# [PROBLEM STATEMENT]
Repeat what the lines below say, word for word, and skip every image.

╭─ GIVEN INFORMATION

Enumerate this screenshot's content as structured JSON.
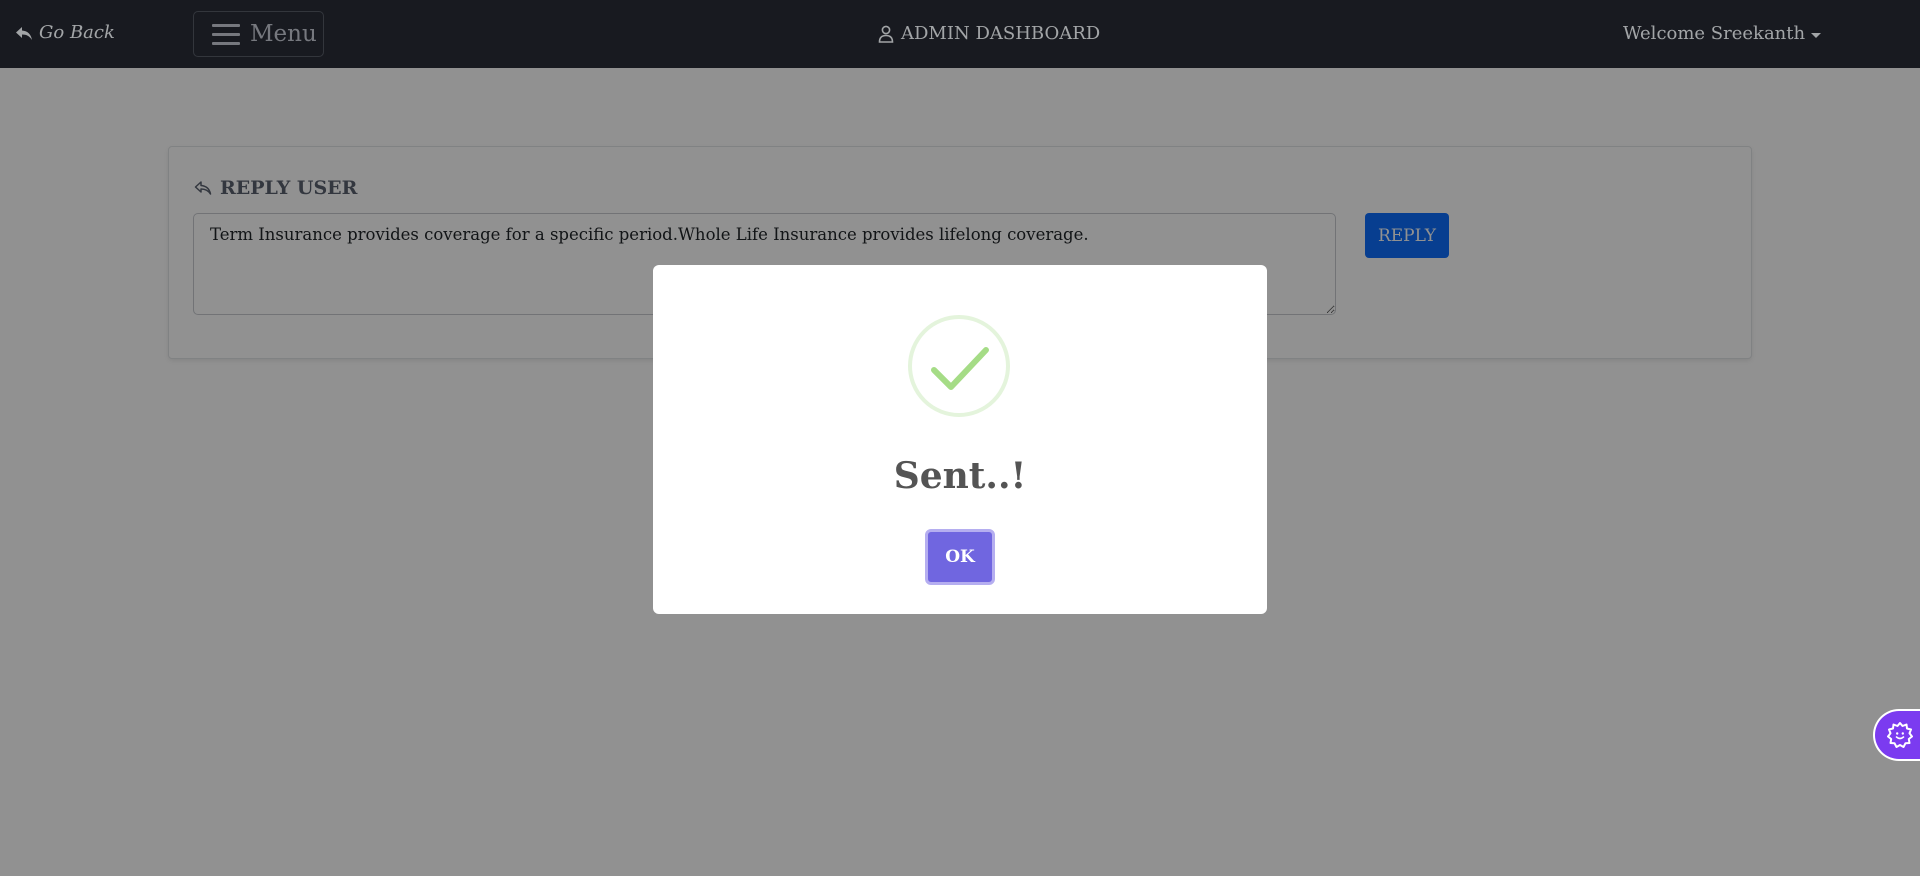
{
  "navbar": {
    "go_back_label": "Go Back",
    "menu_label": "Menu",
    "title": "ADMIN DASHBOARD",
    "welcome_text": "Welcome Sreekanth"
  },
  "reply_card": {
    "title": "REPLY USER",
    "message": "Term Insurance provides coverage for a specific period.Whole Life Insurance provides lifelong coverage.",
    "reply_button": "REPLY"
  },
  "modal": {
    "title": "Sent..!",
    "ok_button": "OK",
    "icon": "success-check-icon"
  },
  "colors": {
    "navbar_bg": "#23262f",
    "reply_button": "#0d6efd",
    "ok_button": "#7066e0",
    "success_check": "#a5dc86",
    "widget_bg": "#7b3bf0"
  }
}
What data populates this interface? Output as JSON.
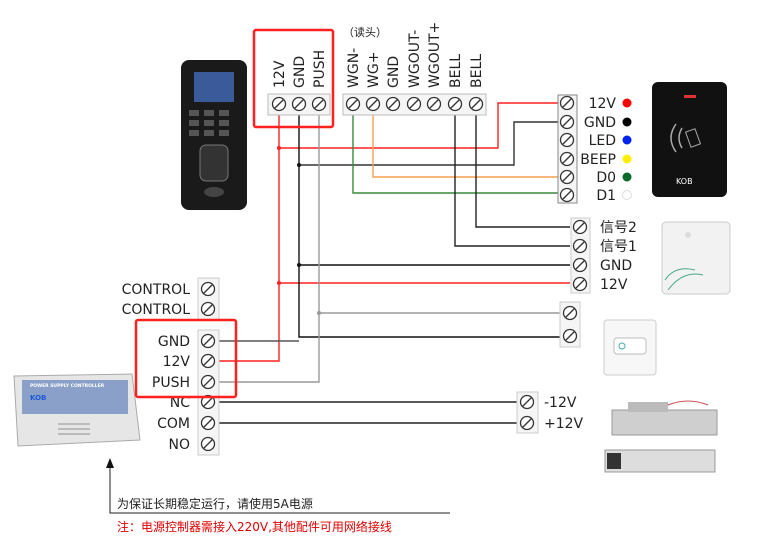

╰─

# [WRITTEN SOLUTION]
Enumerate this screenshot's content as structured JSON.
{
  "navbar": {
    "go_back_label": "Go Back",
    "menu_label": "Menu",
    "title": "ADMIN DASHBOARD",
    "welcome_text": "Welcome Sreekanth"
  },
  "reply_card": {
    "title": "REPLY USER",
    "message": "Term Insurance provides coverage for a specific period.Whole Life Insurance provides lifelong coverage.",
    "reply_button": "REPLY"
  },
  "modal": {
    "title": "Sent..!",
    "ok_button": "OK",
    "icon": "success-check-icon"
  },
  "colors": {
    "navbar_bg": "#23262f",
    "reply_button": "#0d6efd",
    "ok_button": "#7066e0",
    "success_check": "#a5dc86",
    "widget_bg": "#7b3bf0"
  }
}
What data populates this interface? Output as JSON.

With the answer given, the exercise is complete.